A cyborg’s ability to manipulate space and time may not be on the horizon, but the direct interface between anatomy and technology may be closer to becoming a tangible reality than we think.
Researchers at the University of Warwick are playing gods and have reached a breakthrough in harnessing the potential benefits of “wonder” materials or 2-D structures that pave the way to minimizing the size of gadgets.
According to Science Daily, this development paves the way for current devices to become much, much smaller, more efficient, and open the door for the future development of direct implants into the human body. Imagine the countless benefits of tiny devices for health, communication and entertainment purposes conveniently embedded under the skin.
Dr. Neil Wilson of the University of Warwick has taken the first step in the unleashing of a powerful sector of the nanotechnology market in taking precise electrical measurements of 2-D structures. Wilson’s readings allow researchers to understand the precise nature of energy requirements and the behavior of atomic materials in 2-D heterostructures. These “wonder” materials provide a durable and flexible platform for the next generation of nan0-circuits. This in turn allows for exponential shrinking and an ultra-efficient overhaul of contemporary hardware.

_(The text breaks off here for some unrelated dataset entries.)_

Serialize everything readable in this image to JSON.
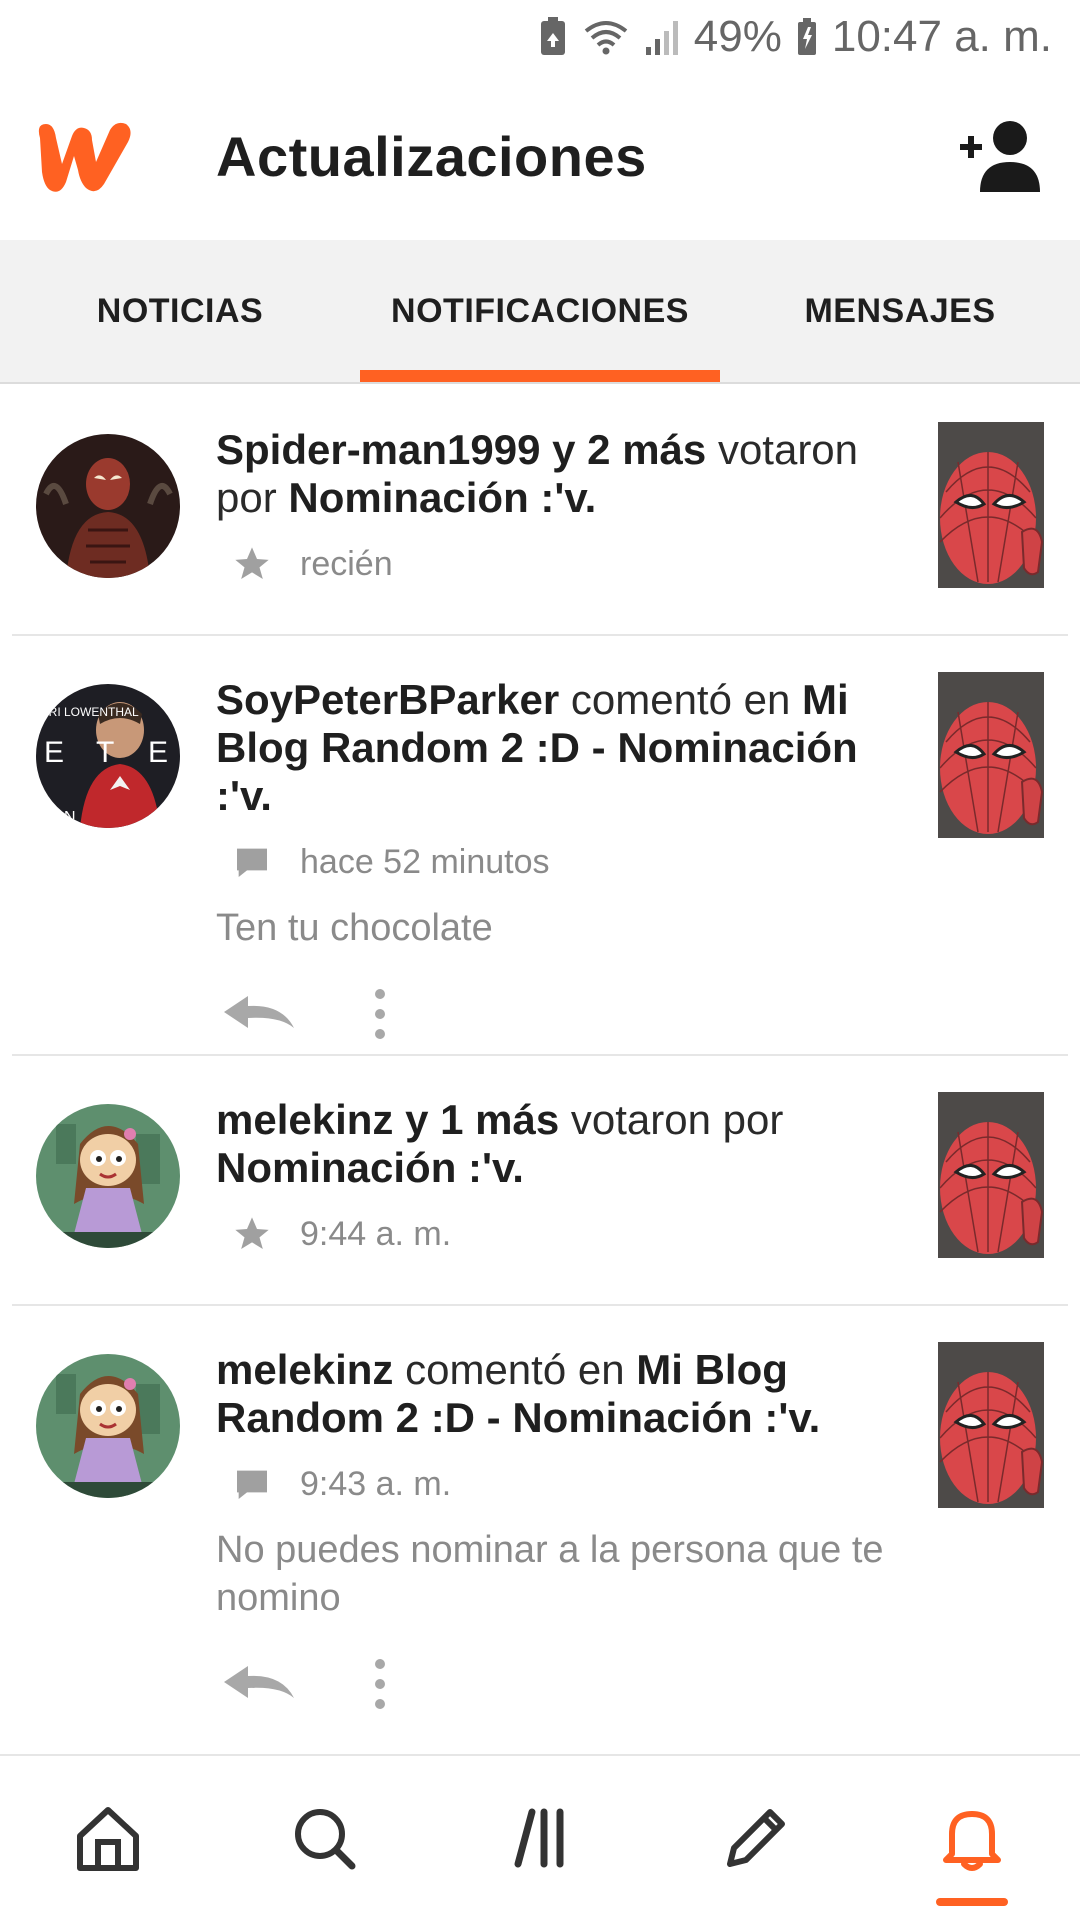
{
  "status_bar": {
    "battery_percent": "49%",
    "time": "10:47 a. m.",
    "icons": [
      "battery-saver-icon",
      "wifi-icon",
      "signal-icon",
      "battery-icon"
    ]
  },
  "app_bar": {
    "title": "Actualizaciones",
    "logo_icon": "wattpad-logo",
    "add_friend_icon": "add-person-icon",
    "brand_color": "#ff6122"
  },
  "tabs": [
    {
      "label": "NOTICIAS",
      "active": false
    },
    {
      "label": "NOTIFICACIONES",
      "active": true
    },
    {
      "label": "MENSAJES",
      "active": false
    }
  ],
  "notifications": [
    {
      "actor": "Spider-man1999 y 2 más",
      "verb": "votaron por",
      "target": "Nominación :'v.",
      "meta_icon": "star-icon",
      "time": "recién",
      "comment": "",
      "avatar": "spider-man-avatar"
    },
    {
      "actor": "SoyPeterBParker",
      "verb": "comentó en",
      "target": "Mi Blog Random 2 :D - Nominación :'v.",
      "meta_icon": "comment-icon",
      "time": "hace 52 minutos",
      "comment": "Ten tu chocolate",
      "avatar": "peter-parker-avatar"
    },
    {
      "actor": "melekinz y 1 más",
      "verb": "votaron por",
      "target": "Nominación :'v.",
      "meta_icon": "star-icon",
      "time": "9:44 a. m.",
      "comment": "",
      "avatar": "cartoon-girl-avatar"
    },
    {
      "actor": "melekinz",
      "verb": "comentó en",
      "target": "Mi Blog Random 2 :D - Nominación :'v.",
      "meta_icon": "comment-icon",
      "time": "9:43 a. m.",
      "comment": "No puedes nominar a la persona que te nomino",
      "avatar": "cartoon-girl-avatar"
    }
  ],
  "bottom_nav": [
    {
      "icon": "home-icon",
      "active": false
    },
    {
      "icon": "search-icon",
      "active": false
    },
    {
      "icon": "library-icon",
      "active": false
    },
    {
      "icon": "write-icon",
      "active": false
    },
    {
      "icon": "notifications-bell-icon",
      "active": true
    }
  ]
}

While the Terminator may never breach the fabric between fiction and reality, in a few decades humanity may be up to the challenge.
Read the full Science Daily story here.